EXERCISE PROMPT
Read the records below. Copy each line where the string "Models" occurs.

(Beginning of SUPPLIED RECORDS)

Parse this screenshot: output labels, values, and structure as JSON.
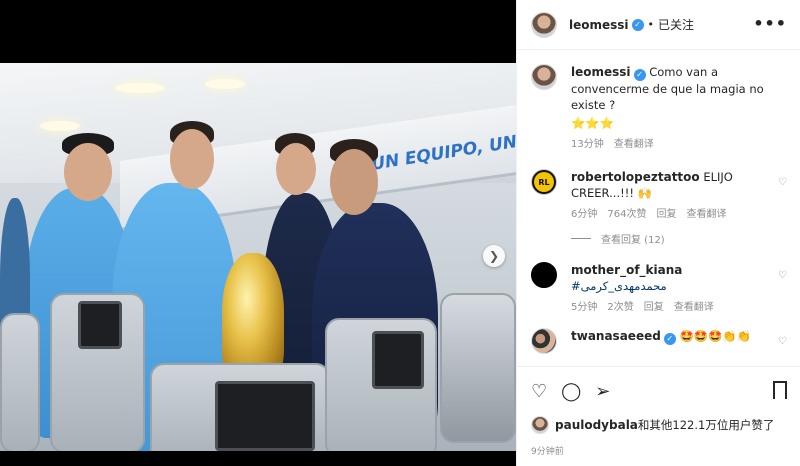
{
  "post": {
    "author": "leomessi",
    "follow_status": "已关注",
    "more_icon": "more-horizontal-icon",
    "banner_text": "UN EQUIPO, UN PAÍS, UN S",
    "caption": {
      "author": "leomessi",
      "text": "Como van a convencerme de que la magia no existe ?",
      "emojis": "⭐⭐⭐",
      "time": "13分钟",
      "translate": "查看翻译"
    },
    "comments": [
      {
        "author": "robertolopeztattoo",
        "text": "ELIJO CREER...!!! 🙌",
        "time": "6分钟",
        "likes": "764次赞",
        "reply": "回复",
        "translate": "查看翻译",
        "view_replies": "查看回复 (12)"
      },
      {
        "author": "mother_of_kiana",
        "text": "#محمدمهدی_کرمی",
        "time": "5分钟",
        "likes": "2次赞",
        "reply": "回复",
        "translate": "查看翻译"
      },
      {
        "author": "twanasaeeed",
        "text": "🤩🤩🤩👏👏"
      }
    ],
    "liked_by": "paulodybala",
    "liked_summary": "和其他122.1万位用户赞了",
    "posted_time": "9分钟前"
  },
  "colors": {
    "verified": "#3897f0",
    "hashtag": "#00376b",
    "muted": "#8e8e8e"
  }
}
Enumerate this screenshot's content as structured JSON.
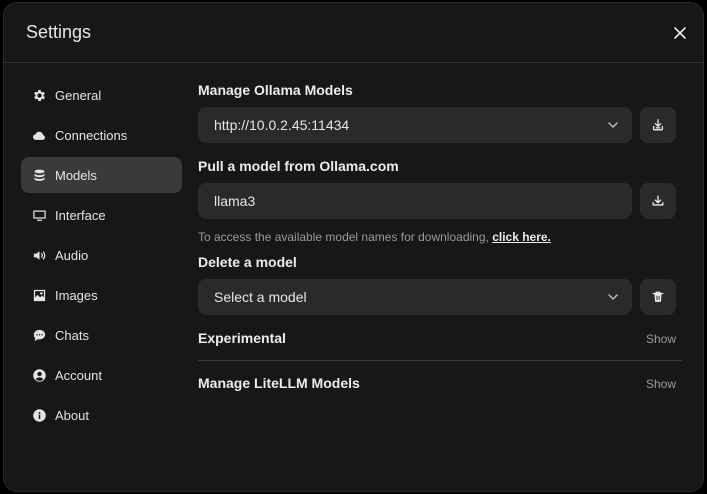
{
  "title": "Settings",
  "sidebar": {
    "items": [
      {
        "label": "General",
        "icon": "gear-icon"
      },
      {
        "label": "Connections",
        "icon": "cloud-icon"
      },
      {
        "label": "Models",
        "icon": "database-icon"
      },
      {
        "label": "Interface",
        "icon": "monitor-icon"
      },
      {
        "label": "Audio",
        "icon": "speaker-icon"
      },
      {
        "label": "Images",
        "icon": "image-icon"
      },
      {
        "label": "Chats",
        "icon": "chat-bubble-icon"
      },
      {
        "label": "Account",
        "icon": "user-circle-icon"
      },
      {
        "label": "About",
        "icon": "info-icon"
      }
    ],
    "active": "Models"
  },
  "main": {
    "manage_title": "Manage Ollama Models",
    "ollama_url": "http://10.0.2.45:11434",
    "pull_title": "Pull a model from Ollama.com",
    "pull_input_value": "llama3",
    "hint_text": "To access the available model names for downloading,",
    "hint_link": "click here.",
    "delete_title": "Delete a model",
    "delete_placeholder": "Select a model",
    "experimental_label": "Experimental",
    "experimental_show": "Show",
    "litellm_label": "Manage LiteLLM Models",
    "litellm_show": "Show"
  }
}
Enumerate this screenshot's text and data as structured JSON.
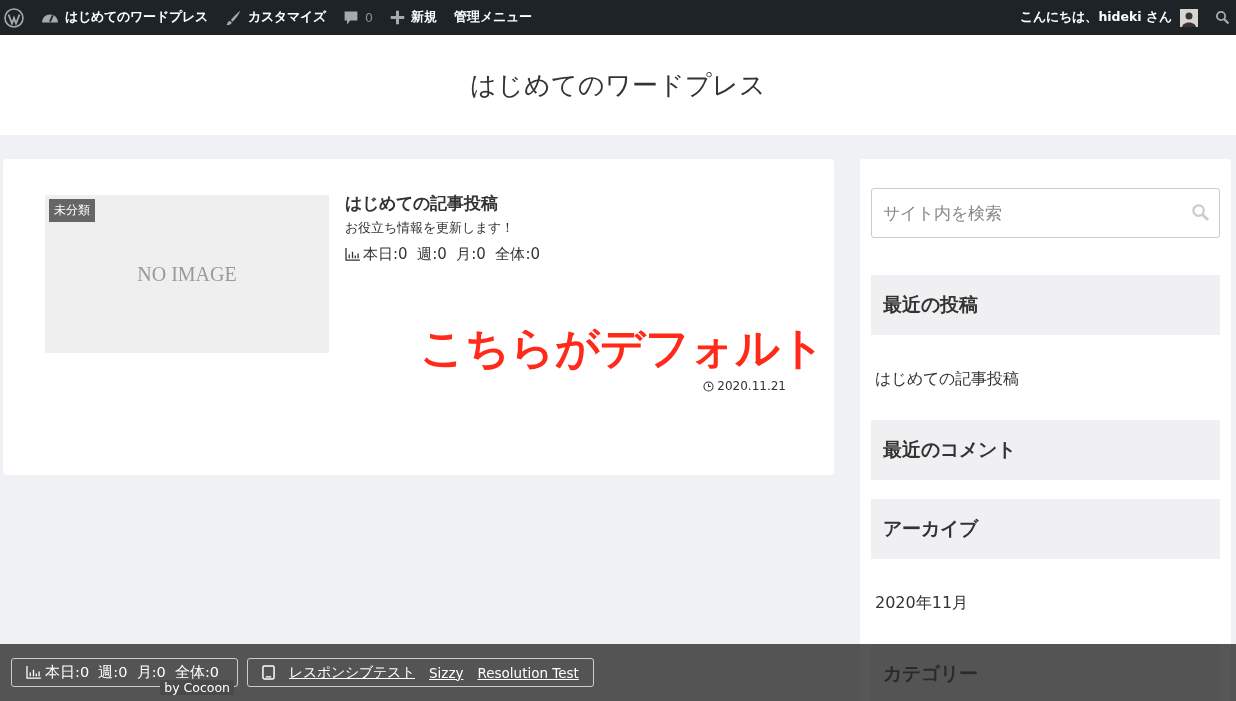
{
  "admin_bar": {
    "items": [
      {
        "kind": "logo"
      },
      {
        "kind": "dashboard",
        "label": "はじめてのワードプレス"
      },
      {
        "kind": "brush",
        "label": "カスタマイズ"
      },
      {
        "kind": "comment",
        "label": "0"
      },
      {
        "kind": "plus",
        "label": "新規"
      },
      {
        "kind": "text",
        "label": "管理メニュー"
      }
    ],
    "greeting": "こんにちは、hideki さん"
  },
  "header": {
    "site_title": "はじめてのワードプレス"
  },
  "post": {
    "category": "未分類",
    "thumbnail_text": "NO IMAGE",
    "title": "はじめての記事投稿",
    "snippet": "お役立ち情報を更新します！",
    "stats": "本日:0  週:0  月:0  全体:0",
    "date": "2020.11.21",
    "annotation": "こちらがデフォルト"
  },
  "sidebar": {
    "search": {
      "placeholder": "サイト内を検索"
    },
    "widgets": [
      {
        "title": "最近の投稿",
        "items": [
          "はじめての記事投稿"
        ]
      },
      {
        "title": "最近のコメント"
      },
      {
        "title": "アーカイブ",
        "items": [
          "2020年11月"
        ]
      },
      {
        "title": "カテゴリー"
      }
    ]
  },
  "bottom_bar": {
    "stats": "本日:0  週:0  月:0  全体:0",
    "credit": "by Cocoon",
    "links": [
      "レスポンシブテスト",
      "Sizzy",
      "Resolution Test"
    ]
  }
}
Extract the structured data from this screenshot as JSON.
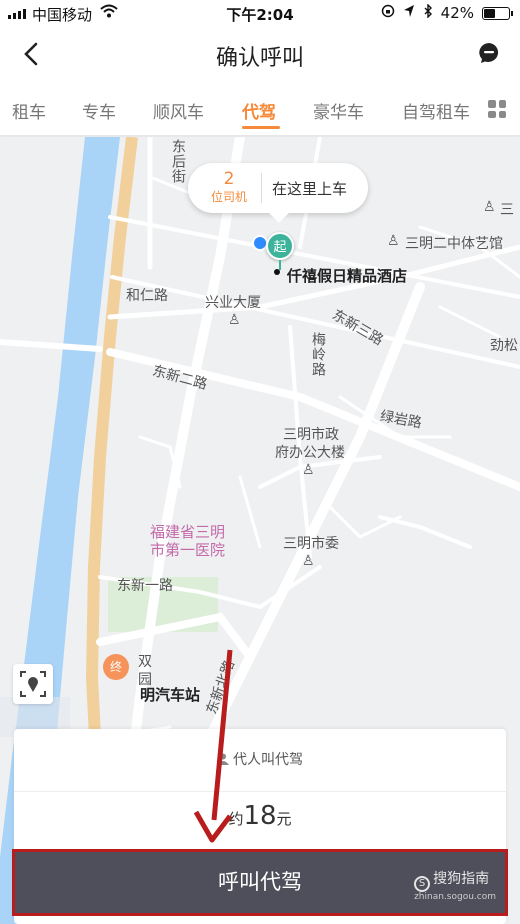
{
  "status_bar": {
    "carrier": "中国移动",
    "time": "下午2:04",
    "battery": "42%"
  },
  "nav": {
    "title": "确认呼叫"
  },
  "tabs": [
    "租车",
    "专车",
    "顺风车",
    "代驾",
    "豪华车",
    "自驾租车"
  ],
  "active_tab": "代驾",
  "map": {
    "bubble": {
      "driver_count": "2",
      "driver_unit": "位司机",
      "pickup_text": "在这里上车"
    },
    "start_label": "起",
    "end_label": "终",
    "labels": {
      "hotel": "仟禧假日精品酒店",
      "east_back_street": "东后街",
      "museum": "三明二中体艺馆",
      "heren_road": "和仁路",
      "xingye": "兴业大厦",
      "dongxin3": "东新三路",
      "meiling": "梅岭路",
      "jinsong": "劲松",
      "dongxin2": "东新二路",
      "lvyan": "绿岩路",
      "gov1": "三明市政",
      "gov2": "府办公大楼",
      "hospital1": "福建省三明",
      "hospital2": "市第一医院",
      "committee": "三明市委",
      "dongxin1": "东新一路",
      "shuangyuan1": "双",
      "shuangyuan2": "园",
      "bus_station": "明汽车站",
      "north_road": "东新北路",
      "san": "三"
    }
  },
  "card": {
    "proxy_text": "代人叫代驾",
    "price_prefix": "约",
    "price_amount": "18",
    "price_unit": "元",
    "call_button": "呼叫代驾"
  },
  "watermark": {
    "name": "搜狗指南",
    "url": "zhinan.sogou.com"
  },
  "colors": {
    "accent": "#f58a3a",
    "button": "#4e4f5a",
    "highlight": "#b81c1c",
    "start_pin": "#3cb39a",
    "river": "#a9d3f7"
  }
}
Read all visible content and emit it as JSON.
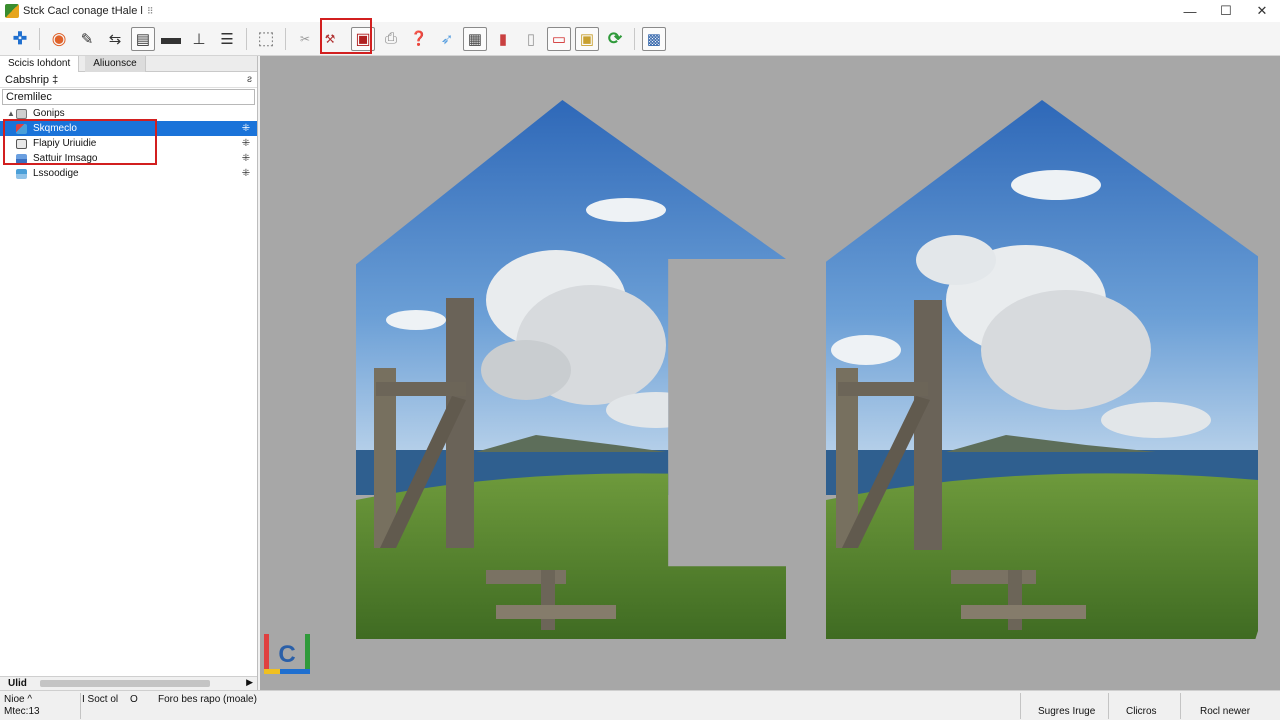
{
  "window": {
    "title": "Stck Cacl conage tHale l",
    "title_glyph": "⠿",
    "controls": {
      "minimize": "—",
      "maximize": "☐",
      "close": "✕"
    }
  },
  "toolbar": {
    "buttons": [
      {
        "name": "connect-icon",
        "glyph": "✜",
        "color": "#1f6fcf"
      },
      {
        "name": "browser-icon",
        "glyph": "◉",
        "color": "#e0622a"
      },
      {
        "name": "pen-icon",
        "glyph": "✎",
        "color": "#333333"
      },
      {
        "name": "arrows-icon",
        "glyph": "⇆",
        "color": "#333333"
      },
      {
        "name": "document-icon",
        "glyph": "▤",
        "color": "#333333"
      },
      {
        "name": "layer-icon",
        "glyph": "▬",
        "color": "#333333"
      },
      {
        "name": "split-icon",
        "glyph": "⊥",
        "color": "#333333"
      },
      {
        "name": "align-icon",
        "glyph": "☰",
        "color": "#333333"
      },
      {
        "name": "frame-icon",
        "glyph": "⬚",
        "color": "#777777"
      },
      {
        "name": "cut-icon",
        "glyph": "✂",
        "color": "#888888"
      },
      {
        "name": "hammer-icon",
        "glyph": "⚒",
        "color": "#b03030"
      },
      {
        "name": "image-stamp-icon",
        "glyph": "▣",
        "color": "#b02020"
      },
      {
        "name": "print-icon",
        "glyph": "⎙",
        "color": "#888888"
      },
      {
        "name": "help-icon",
        "glyph": "❓",
        "color": "#1f6fcf"
      },
      {
        "name": "wing-icon",
        "glyph": "➶",
        "color": "#5aa0e0"
      },
      {
        "name": "page-icon",
        "glyph": "▦",
        "color": "#444444"
      },
      {
        "name": "palette-icon",
        "glyph": "▮",
        "color": "#c94040"
      },
      {
        "name": "bookmark-icon",
        "glyph": "▯",
        "color": "#999999"
      },
      {
        "name": "slides-icon",
        "glyph": "▭",
        "color": "#d23030"
      },
      {
        "name": "folder-icon",
        "glyph": "▣",
        "color": "#c8a030"
      },
      {
        "name": "refresh-icon",
        "glyph": "⟳",
        "color": "#2f9a3a"
      },
      {
        "name": "gallery-icon",
        "glyph": "▩",
        "color": "#2a5fa8"
      }
    ]
  },
  "left_panel": {
    "tabs": {
      "first": "Scicis Iohdont",
      "second": "Aliuonsce"
    },
    "header_row": "Cabshrip ‡",
    "header_glyph": "ƨ",
    "search_value": "Cremlilec",
    "items": [
      {
        "label": "Gonips",
        "pin": "",
        "selected": false,
        "icon_color": "#777777"
      },
      {
        "label": "Skqmeclo",
        "pin": "⁜",
        "selected": true,
        "icon_color": "#e04040"
      },
      {
        "label": "Flapiy Uriuidie",
        "pin": "⁜",
        "selected": false,
        "icon_color": "#555555"
      },
      {
        "label": "Sattuir Imsago",
        "pin": "⁜",
        "selected": false,
        "icon_color": "#3a6fc0"
      },
      {
        "label": "Lssoodige",
        "pin": "⁜",
        "selected": false,
        "icon_color": "#4a9fd8"
      }
    ],
    "bottom_label": "Ulid"
  },
  "status_bar": {
    "line1": "Nioe ^",
    "line2": "Mtec:13",
    "pages": "I  Soct ol",
    "dot": "O",
    "field": "Foro bes rapo (moale)",
    "right1": "Sugres Iruge",
    "right2": "Clicros",
    "right3": "Rocl newer"
  },
  "colors": {
    "accent": "#1a73d9",
    "highlight_box": "#d21f1f",
    "canvas_bg": "#a7a7a7"
  }
}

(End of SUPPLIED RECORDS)

ANSWER TO THIS PROBLEM
        "label": "Models",
    "active": "Models"
    "manage_title": "Manage Ollama Models",
    "litellm_label": "Manage LiteLLM Models",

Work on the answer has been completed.